Theodore Dawes


Chief’s Tailboard Talk for February 2023

Hello Theodore Dawes Communities,

Wow, I blinked, and the month of January has disappeared. It seems like we just finished up with the Christmas Holidays and New Year’s and now we are headed full throttle into the Mardi Gras season. Please be safe as you venture out to participate in those Mardi Gras

Your Theodore Dawes Fire Rescue Department has not slowed down either. Going into this new year we have initiated some new policies in an effort to improve our ISO (Insurance Service Office) scoring. Which in turn can reduce your homeowner’s insurance cost. Effective
January 1st crews have begun Business and Hydrant Inspections and the goal is to visit every business and touch every hydrant, checking operation and pressure, at least once a year. These two programs will be done annually so you might see our personnel out in the streets doing more on a daily basis than just running calls. Many of you may wonder just what ISO is, long story short, it is a national program that grades a community’s fire prevention and fire suppression efforts. Our departments’ most recent score was a 5, on a 1 to 10 scale. This score was received in March of ’22, just prior to my arrival. The scoring process has many sub-parts breaking down our departments’ training, training facilities, equipment, apparatus, response, responding personnel, fire prevention efforts, and community out reach programs. Other factors include our emergency communications (911), and water supply. Water supply counts 40% of the community’s total score and the only thing our department can affect with water supply is inspecting hydrants. I should also note that ISO only concerns itself with structure fire response capabilities, of the 5000 plus calls we responded to last year, close to 4000 of those had nothing
to do with fire response and have no bearing on our ISO assessment.

When I was interviewed and hired by the District Board, one of the topics was improving the Theodore Dawes Fire District ISO score. We reviewed the breakdown of the last score and have established policies along with setting some goals to achieve and improve our score. Once
we have had the opportunity to reach some of the goals and the new policies have become engrained into our culture, we will do a self-assessment based on the ISO rating scale guidelines. Typically, an official ISO evaluation is every 5 years and if the programs put in place reflect positively on our score and they should, we would invite ISO back for a reevaluation. We have to be cautious with prematurely requesting a reevaluation because it could cause a negative effect if we miss some small detail in the rating process. We are currently focusing on operational tasks that are cost neutral. There are other avenues we can one day approach, but funding will be our hurdle in some of those areas.
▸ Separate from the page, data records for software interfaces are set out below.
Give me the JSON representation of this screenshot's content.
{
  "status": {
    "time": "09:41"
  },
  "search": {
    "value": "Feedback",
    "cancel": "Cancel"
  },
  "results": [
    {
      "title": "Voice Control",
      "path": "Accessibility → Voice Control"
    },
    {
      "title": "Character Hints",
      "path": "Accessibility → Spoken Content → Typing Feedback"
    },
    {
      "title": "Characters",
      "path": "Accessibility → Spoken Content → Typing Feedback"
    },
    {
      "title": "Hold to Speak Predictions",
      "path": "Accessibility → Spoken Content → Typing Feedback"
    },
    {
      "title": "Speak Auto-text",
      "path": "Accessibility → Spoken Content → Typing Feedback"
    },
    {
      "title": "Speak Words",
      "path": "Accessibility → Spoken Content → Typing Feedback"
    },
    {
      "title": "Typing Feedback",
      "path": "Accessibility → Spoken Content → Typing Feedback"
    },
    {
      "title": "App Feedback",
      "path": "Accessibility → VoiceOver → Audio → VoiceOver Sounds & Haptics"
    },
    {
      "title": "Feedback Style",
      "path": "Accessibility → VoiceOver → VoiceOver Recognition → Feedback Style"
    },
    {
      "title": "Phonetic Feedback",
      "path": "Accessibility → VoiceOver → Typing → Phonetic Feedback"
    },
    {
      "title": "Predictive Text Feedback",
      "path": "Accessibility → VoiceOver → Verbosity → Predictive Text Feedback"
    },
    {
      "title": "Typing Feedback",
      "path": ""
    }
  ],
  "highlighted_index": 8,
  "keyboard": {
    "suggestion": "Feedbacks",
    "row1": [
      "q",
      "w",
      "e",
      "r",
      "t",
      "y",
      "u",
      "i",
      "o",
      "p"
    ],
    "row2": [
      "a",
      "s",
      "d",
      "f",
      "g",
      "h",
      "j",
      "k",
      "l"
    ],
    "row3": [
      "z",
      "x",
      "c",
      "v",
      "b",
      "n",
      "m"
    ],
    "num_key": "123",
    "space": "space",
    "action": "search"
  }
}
Rest assured that improving our ISO score is high on our priority list as much as improving our response capabilities and service we provide to the community.

The TDFR is here for you, and we thank all our community for your continued support of
this Department and Fire District.

Franklin Byrd, Fire Chief